From here, it’s the usual steps of plugging in the power cord and hitting the on/off button next to the touch screen. The touch screen then walks the user through connecting to WiFi, activating the warranty, and installing the filament cartridges.
Filament installation is relatively straightforward and involves feeding the filament through the piping network leading to the hot end at which point the feeder gears will grab onto it. The printer does an excellent job of providing step by step instructions that are hard to get wrong, but a bit of finesse is required when feeding the filament through a sharp bend in the pipe.
Once the filament is in, all that’s left is to seat the cartridge into the holding bracket, which is secure and easy to handle. The printer will then walk you through a test print.
The print quality is more than decent, with the best results coming out in PLA rather than ABS. We found that the CubePro adhered to models well with attention to dimensions and reasonable detail that was nearing perfect in a lot of cases, notably simpler designs. We did encounter the odd problem with missing layers, imperfections, and varying quality levels at higher speeds.
The CubePro is slow especially at 70 microns, but then again at that level of detail, we can’t be too picky. It is, however, undoubtedly a noisy device even when using the front door and top cover. Running it overnight wasn’t possible if we wanted a good night’s sleep. The noise was at odds with the home office/semi-professional feel that 3D Systems is pedaling and we were slightly disappointed.

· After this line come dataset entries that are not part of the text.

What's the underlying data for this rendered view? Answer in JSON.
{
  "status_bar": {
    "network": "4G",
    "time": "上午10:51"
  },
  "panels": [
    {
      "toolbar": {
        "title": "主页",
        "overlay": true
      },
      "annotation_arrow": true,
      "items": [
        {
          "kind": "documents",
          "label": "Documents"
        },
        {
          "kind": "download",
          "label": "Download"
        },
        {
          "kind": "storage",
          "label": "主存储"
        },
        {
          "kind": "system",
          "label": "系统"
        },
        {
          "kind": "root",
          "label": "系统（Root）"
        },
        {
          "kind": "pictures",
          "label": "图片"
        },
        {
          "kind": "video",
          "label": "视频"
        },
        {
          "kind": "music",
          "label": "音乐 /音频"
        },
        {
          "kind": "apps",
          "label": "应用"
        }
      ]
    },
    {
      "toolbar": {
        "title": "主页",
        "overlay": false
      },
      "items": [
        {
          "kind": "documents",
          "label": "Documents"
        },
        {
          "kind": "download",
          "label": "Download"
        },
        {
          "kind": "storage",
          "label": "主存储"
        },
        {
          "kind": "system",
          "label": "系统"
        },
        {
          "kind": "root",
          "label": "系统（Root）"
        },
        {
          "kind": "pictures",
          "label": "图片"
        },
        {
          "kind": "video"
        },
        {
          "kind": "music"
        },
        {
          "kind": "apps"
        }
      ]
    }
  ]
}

The disadvantage of a heated bed did rear its head at times, especially with ABS where the base was susceptible to some warping as the model size increased, but this remained an occasional glitch rather than a persistent problem. Glue was nevertheless required for every print with 3D Systems recommending their proprietary Cube Glue. We found it stabilized prints well and did a good job overall if allowed to dry slightly before starting a print job.

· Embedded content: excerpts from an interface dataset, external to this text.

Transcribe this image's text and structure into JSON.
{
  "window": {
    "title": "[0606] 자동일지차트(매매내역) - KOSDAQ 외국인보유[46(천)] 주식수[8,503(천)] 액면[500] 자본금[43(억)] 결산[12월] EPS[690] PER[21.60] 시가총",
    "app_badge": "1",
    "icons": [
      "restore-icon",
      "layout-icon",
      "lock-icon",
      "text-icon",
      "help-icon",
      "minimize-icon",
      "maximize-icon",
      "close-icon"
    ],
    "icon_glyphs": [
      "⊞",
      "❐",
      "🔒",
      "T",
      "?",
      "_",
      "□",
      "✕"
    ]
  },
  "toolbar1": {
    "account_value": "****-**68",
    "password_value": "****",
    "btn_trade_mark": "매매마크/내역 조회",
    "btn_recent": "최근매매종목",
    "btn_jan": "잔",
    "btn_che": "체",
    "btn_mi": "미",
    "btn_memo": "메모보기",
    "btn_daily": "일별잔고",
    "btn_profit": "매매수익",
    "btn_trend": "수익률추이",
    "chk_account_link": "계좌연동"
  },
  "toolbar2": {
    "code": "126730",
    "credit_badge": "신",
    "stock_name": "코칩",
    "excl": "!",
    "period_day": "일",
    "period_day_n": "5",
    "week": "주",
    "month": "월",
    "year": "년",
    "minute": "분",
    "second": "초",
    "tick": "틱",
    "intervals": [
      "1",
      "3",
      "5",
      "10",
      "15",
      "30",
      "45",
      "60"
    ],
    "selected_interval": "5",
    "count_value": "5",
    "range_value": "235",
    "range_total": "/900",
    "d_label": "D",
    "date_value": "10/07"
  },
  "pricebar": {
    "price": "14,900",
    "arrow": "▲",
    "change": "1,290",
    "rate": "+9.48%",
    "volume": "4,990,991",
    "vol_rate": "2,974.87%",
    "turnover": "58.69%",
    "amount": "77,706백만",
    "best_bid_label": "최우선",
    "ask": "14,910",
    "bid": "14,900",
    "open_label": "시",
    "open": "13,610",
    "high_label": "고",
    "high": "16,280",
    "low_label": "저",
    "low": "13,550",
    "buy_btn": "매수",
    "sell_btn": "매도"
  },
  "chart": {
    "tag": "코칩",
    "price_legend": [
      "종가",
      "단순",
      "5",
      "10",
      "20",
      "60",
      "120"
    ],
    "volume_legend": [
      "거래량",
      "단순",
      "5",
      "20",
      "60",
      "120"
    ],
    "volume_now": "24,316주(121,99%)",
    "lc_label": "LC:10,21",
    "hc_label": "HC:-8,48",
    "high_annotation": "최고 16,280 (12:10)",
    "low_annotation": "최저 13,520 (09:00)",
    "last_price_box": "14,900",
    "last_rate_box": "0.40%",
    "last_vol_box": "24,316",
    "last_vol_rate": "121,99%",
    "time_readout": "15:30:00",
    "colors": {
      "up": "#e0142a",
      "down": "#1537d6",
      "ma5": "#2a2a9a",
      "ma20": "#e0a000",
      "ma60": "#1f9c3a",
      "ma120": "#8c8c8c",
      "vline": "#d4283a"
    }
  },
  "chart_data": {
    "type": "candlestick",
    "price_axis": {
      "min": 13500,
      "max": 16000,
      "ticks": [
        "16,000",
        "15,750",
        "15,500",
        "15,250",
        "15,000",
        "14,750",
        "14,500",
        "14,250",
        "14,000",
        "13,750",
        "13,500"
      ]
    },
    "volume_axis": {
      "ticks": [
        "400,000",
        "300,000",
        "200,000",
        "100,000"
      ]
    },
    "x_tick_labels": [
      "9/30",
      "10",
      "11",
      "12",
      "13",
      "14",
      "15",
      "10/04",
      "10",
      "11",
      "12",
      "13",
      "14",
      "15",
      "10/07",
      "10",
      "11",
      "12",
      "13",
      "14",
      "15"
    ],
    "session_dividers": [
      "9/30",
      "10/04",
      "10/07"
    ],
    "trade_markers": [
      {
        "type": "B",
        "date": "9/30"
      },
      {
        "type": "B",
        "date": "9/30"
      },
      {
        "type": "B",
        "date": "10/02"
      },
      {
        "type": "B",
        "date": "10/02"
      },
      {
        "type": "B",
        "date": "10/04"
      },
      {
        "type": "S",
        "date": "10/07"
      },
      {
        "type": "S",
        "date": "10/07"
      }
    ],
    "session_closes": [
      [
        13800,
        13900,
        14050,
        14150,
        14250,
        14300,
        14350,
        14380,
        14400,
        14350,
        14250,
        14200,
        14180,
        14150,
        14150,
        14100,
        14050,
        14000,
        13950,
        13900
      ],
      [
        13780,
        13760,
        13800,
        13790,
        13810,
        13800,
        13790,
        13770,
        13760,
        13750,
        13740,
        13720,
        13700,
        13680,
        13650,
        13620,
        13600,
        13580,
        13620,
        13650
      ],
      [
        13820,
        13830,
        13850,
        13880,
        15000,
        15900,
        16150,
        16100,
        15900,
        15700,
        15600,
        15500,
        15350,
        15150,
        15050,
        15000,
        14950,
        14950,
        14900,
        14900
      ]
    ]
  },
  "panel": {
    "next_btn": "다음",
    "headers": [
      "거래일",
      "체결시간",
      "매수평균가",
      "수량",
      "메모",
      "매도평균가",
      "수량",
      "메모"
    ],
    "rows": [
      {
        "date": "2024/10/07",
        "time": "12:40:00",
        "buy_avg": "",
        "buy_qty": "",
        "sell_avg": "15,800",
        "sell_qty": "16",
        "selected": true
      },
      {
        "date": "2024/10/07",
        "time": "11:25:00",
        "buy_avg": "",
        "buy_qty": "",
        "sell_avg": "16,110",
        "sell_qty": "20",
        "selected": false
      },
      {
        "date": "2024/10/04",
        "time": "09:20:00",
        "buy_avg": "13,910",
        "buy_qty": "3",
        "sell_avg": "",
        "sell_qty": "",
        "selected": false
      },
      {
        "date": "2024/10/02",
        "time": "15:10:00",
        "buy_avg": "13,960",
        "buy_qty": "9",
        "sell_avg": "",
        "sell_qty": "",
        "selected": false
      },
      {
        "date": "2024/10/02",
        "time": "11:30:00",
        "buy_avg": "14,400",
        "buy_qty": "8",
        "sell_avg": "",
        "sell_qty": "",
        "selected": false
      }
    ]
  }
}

More than once, we found that the filament would edge its way back into the cartridge making it impossible to get out again. The flaw is clearly in the design and puts a bitter taste to the hoops that 3D Systems asks the user to jump through with the Smart Cartridge system.
Channeling MacGyver, we ended up resorting to a good old artisanal fix, which involved hacking away at the plastic casing to pry it open then feeding the filament out through the entry point. For the price of CubePro, this seemingly innocuous issue wasted considerable amounts of time and profoundly shook the printer’s foundations as a user-friendly device.
3D Systems no longer produce the CubePro, but the company’s website maintains a host of documentation and instruction manuals as well as replacement parts for purchase. Phone or email support has seized, so any questions must be directed to enthusiast forums. The warranty is a standard one-year part and workmanship, with a no refund policy attached.
We see the CubePro as sitting halfway between printers aimed at the home hobbyist market and professional models geared towards companies for precision prototyping. In this neither-here-nor-there limbo is where we possibly find the biggest flaw of the CubePro: it is too pricey for an entry-level model and too devoid of functions to be beneficial in a professional context, stuck in a kind of no man’s land.
It didn’t impress; it didn’t disappoint. It was lackluster without giving us the inspirational bug to print furiously because of the sheer joy of using the printer. We see it a perfect printer for fledgling companies that need a decent, reliable prototyping printer that isn’t as pricey as professional equivalents.